Question(s) For Expert Witness
- 1. How frequently do you interpret breast ultrasounds and mammographies in your practice?
- 2. If a breast radiologist disagrees with the interpretation of another radiologist what is the appropriate course of action?
- 3.What are the risks inherent in performing a needle biopsy of a palpable breast mass?
Expert Witness Response E-143259
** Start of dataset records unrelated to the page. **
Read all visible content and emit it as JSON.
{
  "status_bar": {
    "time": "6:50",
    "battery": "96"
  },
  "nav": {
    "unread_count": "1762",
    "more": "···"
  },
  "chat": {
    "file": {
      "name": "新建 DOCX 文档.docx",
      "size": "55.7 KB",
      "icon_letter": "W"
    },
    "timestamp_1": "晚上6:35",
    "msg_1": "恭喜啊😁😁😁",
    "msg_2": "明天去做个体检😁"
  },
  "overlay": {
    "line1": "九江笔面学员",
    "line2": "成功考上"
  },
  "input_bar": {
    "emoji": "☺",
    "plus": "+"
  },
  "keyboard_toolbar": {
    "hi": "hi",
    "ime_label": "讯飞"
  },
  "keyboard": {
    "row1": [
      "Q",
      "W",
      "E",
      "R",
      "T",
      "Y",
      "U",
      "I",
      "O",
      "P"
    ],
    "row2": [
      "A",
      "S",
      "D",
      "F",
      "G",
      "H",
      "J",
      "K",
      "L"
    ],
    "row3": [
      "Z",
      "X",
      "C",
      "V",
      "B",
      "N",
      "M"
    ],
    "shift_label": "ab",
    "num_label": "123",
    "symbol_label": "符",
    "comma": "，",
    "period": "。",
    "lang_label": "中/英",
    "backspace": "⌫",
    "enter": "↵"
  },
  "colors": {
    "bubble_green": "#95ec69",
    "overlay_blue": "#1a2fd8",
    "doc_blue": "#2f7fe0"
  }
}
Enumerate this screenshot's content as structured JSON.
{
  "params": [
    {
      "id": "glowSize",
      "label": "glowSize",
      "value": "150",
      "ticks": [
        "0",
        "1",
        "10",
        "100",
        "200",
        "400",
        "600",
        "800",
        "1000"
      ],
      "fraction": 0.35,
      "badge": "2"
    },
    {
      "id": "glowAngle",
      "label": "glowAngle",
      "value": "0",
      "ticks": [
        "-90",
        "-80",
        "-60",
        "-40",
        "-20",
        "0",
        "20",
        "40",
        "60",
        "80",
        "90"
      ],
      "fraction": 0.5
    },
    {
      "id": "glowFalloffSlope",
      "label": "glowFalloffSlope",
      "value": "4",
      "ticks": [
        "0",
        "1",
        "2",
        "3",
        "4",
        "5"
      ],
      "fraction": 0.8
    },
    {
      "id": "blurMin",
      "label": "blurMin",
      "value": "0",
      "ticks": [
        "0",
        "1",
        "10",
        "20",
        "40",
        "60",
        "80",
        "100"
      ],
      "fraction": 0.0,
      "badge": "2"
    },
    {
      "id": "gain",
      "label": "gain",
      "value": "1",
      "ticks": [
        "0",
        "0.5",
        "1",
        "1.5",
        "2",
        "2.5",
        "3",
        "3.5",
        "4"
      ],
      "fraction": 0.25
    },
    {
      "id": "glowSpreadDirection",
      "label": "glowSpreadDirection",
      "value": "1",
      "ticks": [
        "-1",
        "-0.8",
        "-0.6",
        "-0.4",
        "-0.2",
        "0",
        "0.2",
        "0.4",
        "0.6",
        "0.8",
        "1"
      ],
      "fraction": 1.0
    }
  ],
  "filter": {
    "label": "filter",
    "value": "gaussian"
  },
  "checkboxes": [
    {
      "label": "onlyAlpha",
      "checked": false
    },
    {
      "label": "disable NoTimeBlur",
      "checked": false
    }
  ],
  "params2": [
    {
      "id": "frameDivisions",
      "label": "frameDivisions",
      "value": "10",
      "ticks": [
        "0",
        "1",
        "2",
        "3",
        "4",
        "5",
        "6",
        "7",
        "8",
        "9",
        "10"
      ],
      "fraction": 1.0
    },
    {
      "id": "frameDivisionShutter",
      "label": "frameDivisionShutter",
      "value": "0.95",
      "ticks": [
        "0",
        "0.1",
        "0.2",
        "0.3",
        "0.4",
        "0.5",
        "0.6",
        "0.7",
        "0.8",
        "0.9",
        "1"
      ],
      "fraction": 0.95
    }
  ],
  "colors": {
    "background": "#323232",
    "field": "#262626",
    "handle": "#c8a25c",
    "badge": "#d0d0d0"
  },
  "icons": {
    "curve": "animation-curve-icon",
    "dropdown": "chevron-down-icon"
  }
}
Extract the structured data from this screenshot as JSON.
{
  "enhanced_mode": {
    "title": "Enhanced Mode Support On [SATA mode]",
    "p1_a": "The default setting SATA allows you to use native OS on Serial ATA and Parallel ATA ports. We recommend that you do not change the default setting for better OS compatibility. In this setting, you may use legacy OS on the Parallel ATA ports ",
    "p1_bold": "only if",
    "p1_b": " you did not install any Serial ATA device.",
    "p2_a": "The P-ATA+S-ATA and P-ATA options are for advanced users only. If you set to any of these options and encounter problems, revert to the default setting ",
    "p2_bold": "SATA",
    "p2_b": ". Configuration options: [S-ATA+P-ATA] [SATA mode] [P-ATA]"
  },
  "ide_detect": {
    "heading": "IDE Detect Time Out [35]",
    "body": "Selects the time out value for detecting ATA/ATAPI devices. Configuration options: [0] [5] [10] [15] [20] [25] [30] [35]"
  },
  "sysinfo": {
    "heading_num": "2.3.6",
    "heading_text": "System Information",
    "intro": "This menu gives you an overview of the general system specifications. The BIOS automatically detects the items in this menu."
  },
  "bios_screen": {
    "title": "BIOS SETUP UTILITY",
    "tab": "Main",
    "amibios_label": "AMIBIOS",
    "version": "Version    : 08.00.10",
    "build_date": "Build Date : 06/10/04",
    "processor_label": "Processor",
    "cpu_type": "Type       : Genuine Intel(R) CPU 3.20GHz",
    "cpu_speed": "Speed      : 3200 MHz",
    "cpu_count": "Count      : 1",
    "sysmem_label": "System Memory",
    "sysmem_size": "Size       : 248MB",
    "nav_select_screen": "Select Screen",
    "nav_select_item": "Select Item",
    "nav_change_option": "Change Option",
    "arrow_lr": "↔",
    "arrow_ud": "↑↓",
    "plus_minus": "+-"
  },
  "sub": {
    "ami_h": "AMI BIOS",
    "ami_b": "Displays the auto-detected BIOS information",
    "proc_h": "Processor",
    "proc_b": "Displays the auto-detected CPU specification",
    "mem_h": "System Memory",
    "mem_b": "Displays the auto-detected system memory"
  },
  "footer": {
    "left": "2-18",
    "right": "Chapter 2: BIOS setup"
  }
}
I am a board certified radiologist and Fellowship trained in Breast Imaging. I have been practicing Breast Imaging for 22 years. I am the section chief of Breast Imaging at a teaching hospital with a residency training program. I also train a breast imaging fellow in our program each year. I am a reviewer for ACR accreditation on Breast Ultrasound and Stereotactic biopsy, and am the former chairman of the ACR Stereotactic biopsy accreditation program. I interpret Breast ultrasounds and mammograms on a daily basis. The average volume I see is about 50-60 mammographies and 20 Ultrasounds per day. I review many studies from outside facilities with a variety of recommendations from other radiologists. I usually perform my own workup and make a decision based on my imaging rather than relying on the outside images unless the findings are obvious. If I disagree with the initial recommendations I make my a new recommendation which is usually followed, and that can be avoiding a biopsy/aspiration/other procedure or performing one if one was not recommended. There are very few actual risks to biopsy (other than the standard cautions of bleeding, infection, etc) when a breast biopsy is performed in capable, experienced hands. I have never had a serious or significant complication following a breast biopsy that I have performed in over 20 years of practice.